Sunday, November 18, 2007

Warrantless Searches Proposed In Boston?

Here's something I think is important to be watching, on the horizon. The article is a bit misleading, but let's examine it anyway.

Boston police are launching a program that will call upon parents in high-crime neighborhoods to allow detectives into their homes, without a warrant, to search for guns in their children's bedrooms.

Looking at this from a constitutional perspective, this does not fare well in the area of individual rights. I know it's a slippery slope argument, as many are these days. But this is troubling for more than just one reason. let's read on:

The program, which is already raising questions about civil liberties, is based on the premise that parents are so fearful of gun violence and the possibility that their own teenagers will be caught up in it that they will turn to police for help, even in their own households.


Personally, I cannot be convinced that a lot of parents who live in high crime areas are going to consent to this. I do not think they're too worried about their kids having a gun, nor am I inclined to believe there is a sense of helplessness great enough for them to turn to the police for help. One thing is, these parents may be involved in something themselves, therefore reluctant to cooperate. The other thing is, many of these parents are in denial that their little angels would be involved in something like this, therefore, they too would be reluctant to cooperate.

Basically, I believe uncooperative parents will far outnumber those that cooperate, by a very large margin.

In the next two weeks, Boston police officers who are assigned to schools will begin going to homes where they believe teenagers might have guns. The officers will travel in groups of three, dress in plainclothes to avoid attracting negative attention, and ask the teenager's parent or legal guardian for permission to search. If the parents say no, police said, the officers will leave.

My theory here is, most will be leaving. And if I am right in my theory, it's going to be a huge waste of time (and money).

But the bottom line here is not whether or not this is prudent and effective policy. Despite the intentions and efficacy of the aforementioned strategy, it comes down to one very important detail, summed up best here:

"I just have a queasy feeling anytime the police try to do an end run around the Constitution," said Thomas Nolan, a former Boston police lieutenant who now teaches criminology at Boston University. "The police have restrictions on their authority and ability to conduct searches. The Constitution was written with a very specific intent, and that was to keep the law out of private homes unless there is a written document signed by a judge and based on probable cause. Here, you don't have that."

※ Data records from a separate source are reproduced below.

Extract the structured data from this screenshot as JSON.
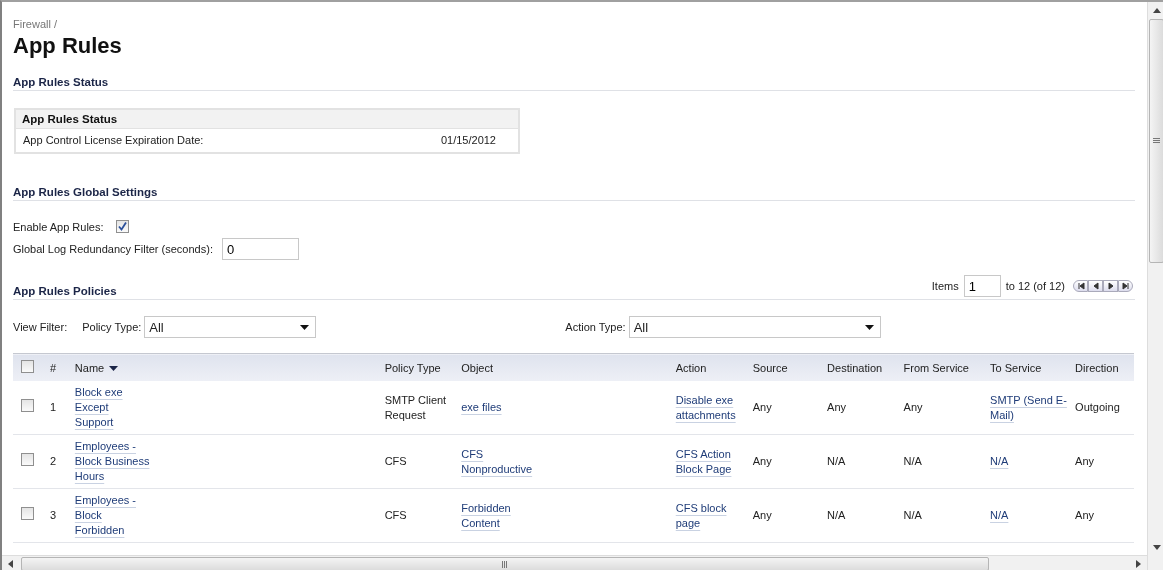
{
  "breadcrumb": "Firewall /",
  "title": "App Rules",
  "status_section": {
    "heading": "App Rules Status",
    "table_title": "App Rules Status",
    "rows": [
      {
        "label": "App Control License Expiration Date:",
        "value": "01/15/2012"
      }
    ]
  },
  "global_settings": {
    "heading": "App Rules Global Settings",
    "enable": {
      "label": "Enable App Rules:",
      "checked": true
    },
    "log_filter": {
      "label": "Global Log Redundancy Filter (seconds):",
      "value": "0"
    }
  },
  "policies": {
    "heading": "App Rules Policies",
    "pager": {
      "label": "Items",
      "value": "1",
      "range": "to 12 (of 12)"
    },
    "view_filter_label": "View Filter:",
    "filters": [
      {
        "label": "Policy Type:",
        "value": "All"
      },
      {
        "label": "Action Type:",
        "value": "All"
      }
    ],
    "table": {
      "select_all_checked": false,
      "columns": [
        {
          "kind": "text",
          "label": "#",
          "sorted": false
        },
        {
          "kind": "link",
          "label": "Name",
          "sorted": true
        },
        {
          "kind": "text",
          "label": "Policy Type",
          "sorted": false
        },
        {
          "kind": "link",
          "label": "Object",
          "sorted": false
        },
        {
          "kind": "link",
          "label": "Action",
          "sorted": false
        },
        {
          "kind": "text",
          "label": "Source",
          "sorted": false
        },
        {
          "kind": "text",
          "label": "Destination",
          "sorted": false
        },
        {
          "kind": "text",
          "label": "From Service",
          "sorted": false
        },
        {
          "kind": "link",
          "label": "To Service",
          "sorted": false
        },
        {
          "kind": "text",
          "label": "Direction",
          "sorted": false
        }
      ],
      "rows": [
        {
          "checked": false,
          "cells": [
            "1",
            "Block exe Except Support",
            "SMTP Client Request",
            "exe files",
            "Disable exe attachments",
            "Any",
            "Any",
            "Any",
            "SMTP (Send E-Mail)",
            "Outgoing"
          ]
        },
        {
          "checked": false,
          "cells": [
            "2",
            "Employees - Block Business Hours",
            "CFS",
            "CFS Nonproductive",
            "CFS Action Block Page",
            "Any",
            "N/A",
            "N/A",
            "N/A",
            "Any"
          ]
        },
        {
          "checked": false,
          "cells": [
            "3",
            "Employees - Block Forbidden",
            "CFS",
            "Forbidden Content",
            "CFS block page",
            "Any",
            "N/A",
            "N/A",
            "N/A",
            "Any"
          ]
        }
      ]
    }
  }
}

I find it very difficult to argue against this stated claim.

Crime has been an issue in Boston and many other large cities, for as long as I can remember. Throwing out the constitution to fight it, really isn't acceptable to me.

In my view, it is comparable to the old principle put forth by those that support gun rights: If you take guns away from law abiding citizens then only criminals will have them. Likewise, in this scenario, it can be effectively argued that the only ones that will consent for their kids' rooms to be searched will be those that probably will not have anything to hide, anyway.

Make no mistake here, I do not take this position for the purpose of being known as "soft on crime". I take this position because the government likes to set precedents to strip freedoms away from its citizenry. This policy may not be intended for abuse here, but who is to say it won't be abused by the police down the road?

That's what I think the founding fathers had in mind when they wrote:

The right of the people to be secure in their persons, houses, papers, and effects, against unreasonable searches and seizures, shall not be violated, and no Warrants shall issue, but upon probable cause, supported by Oath or affirmation, and particularly describing the place to be searched, and the persons or things to be seized.


Those with a legal background can feel free to correct me on this, but I do not see how just living in a high-crime neighborhood constitutes probable cause. But as long as people consent to the search, it cannot be ruled unconstitutional.

All of this would be unnecessary if parents would search their own kids' rooms and take appropriate actions, if they found a weapon (of any kind). Therefore, this program would not be needed. It's a sad day when we believe that the government can parent our children better than we can.

1 comment:

Greg said...

And if I am right in my theory, it's going to be a huge waste of time (and money).

Hey, this is People's Republic of Massachusetts - we have no problem wasting your money.

That's really the problem with this program - not the constitution. Professor Nolan and others forget exception #1 to the warrant rule: consent. It's not an "end-run" around the constitution to ask the homeowner for consent to search. So, there is no civil rights issue here, unless you think the gov't wasting your tax money is a violation of civil rights - a point I might not argue with....

On the other hand, maybe this will work. It's the school cops who will be recommending which houses to search, so it's going to be limited to the "problem kids." And while many of the parents may refuse consent, some may be perfectly happy to have their little thug out of their house, in juvenile detention or jail. I'll take a "wait-&-see" approach, then. Maybe it will have some effect....